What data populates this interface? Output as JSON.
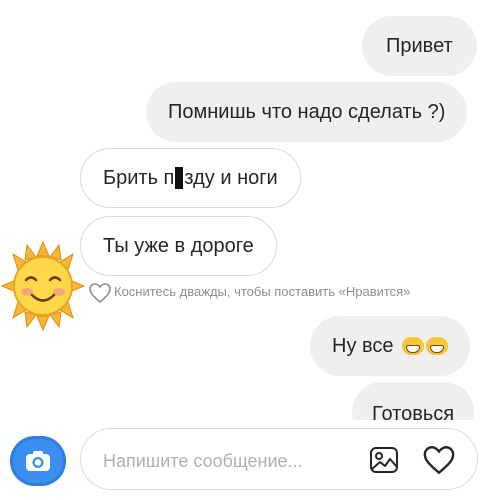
{
  "messages": [
    {
      "id": "m1",
      "dir": "out",
      "text": "Привет"
    },
    {
      "id": "m2",
      "dir": "out",
      "text": "Помнишь что надо сделать ?)"
    },
    {
      "id": "m3",
      "dir": "in",
      "text_before": "Брить п",
      "text_after": "зду и ноги"
    },
    {
      "id": "m4",
      "dir": "in",
      "text": "Ты уже в дороге"
    },
    {
      "id": "m5",
      "dir": "out",
      "text": "Ну все"
    },
    {
      "id": "m6",
      "dir": "out",
      "text": "Готовься"
    }
  ],
  "like_hint": "Коснитесь дважды, чтобы поставить «Нравится»",
  "composer": {
    "placeholder": "Напишите сообщение..."
  },
  "colors": {
    "accent": "#3a8ff0",
    "outgoing_bubble": "#efefef",
    "incoming_border": "#dbdbdb",
    "hint_text": "#8e8e8e"
  },
  "icons": [
    "camera-icon",
    "gallery-icon",
    "heart-icon",
    "sun-sticker-icon",
    "grin-emoji-icon"
  ]
}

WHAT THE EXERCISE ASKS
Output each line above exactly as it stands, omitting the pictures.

RESPONSE BELOW
What data populates this interface? Output as JSON.
{
  "messages": [
    {
      "id": "m1",
      "dir": "out",
      "text": "Привет"
    },
    {
      "id": "m2",
      "dir": "out",
      "text": "Помнишь что надо сделать ?)"
    },
    {
      "id": "m3",
      "dir": "in",
      "text_before": "Брить п",
      "text_after": "зду и ноги"
    },
    {
      "id": "m4",
      "dir": "in",
      "text": "Ты уже в дороге"
    },
    {
      "id": "m5",
      "dir": "out",
      "text": "Ну все"
    },
    {
      "id": "m6",
      "dir": "out",
      "text": "Готовься"
    }
  ],
  "like_hint": "Коснитесь дважды, чтобы поставить «Нравится»",
  "composer": {
    "placeholder": "Напишите сообщение..."
  },
  "colors": {
    "accent": "#3a8ff0",
    "outgoing_bubble": "#efefef",
    "incoming_border": "#dbdbdb",
    "hint_text": "#8e8e8e"
  },
  "icons": [
    "camera-icon",
    "gallery-icon",
    "heart-icon",
    "sun-sticker-icon",
    "grin-emoji-icon"
  ]
}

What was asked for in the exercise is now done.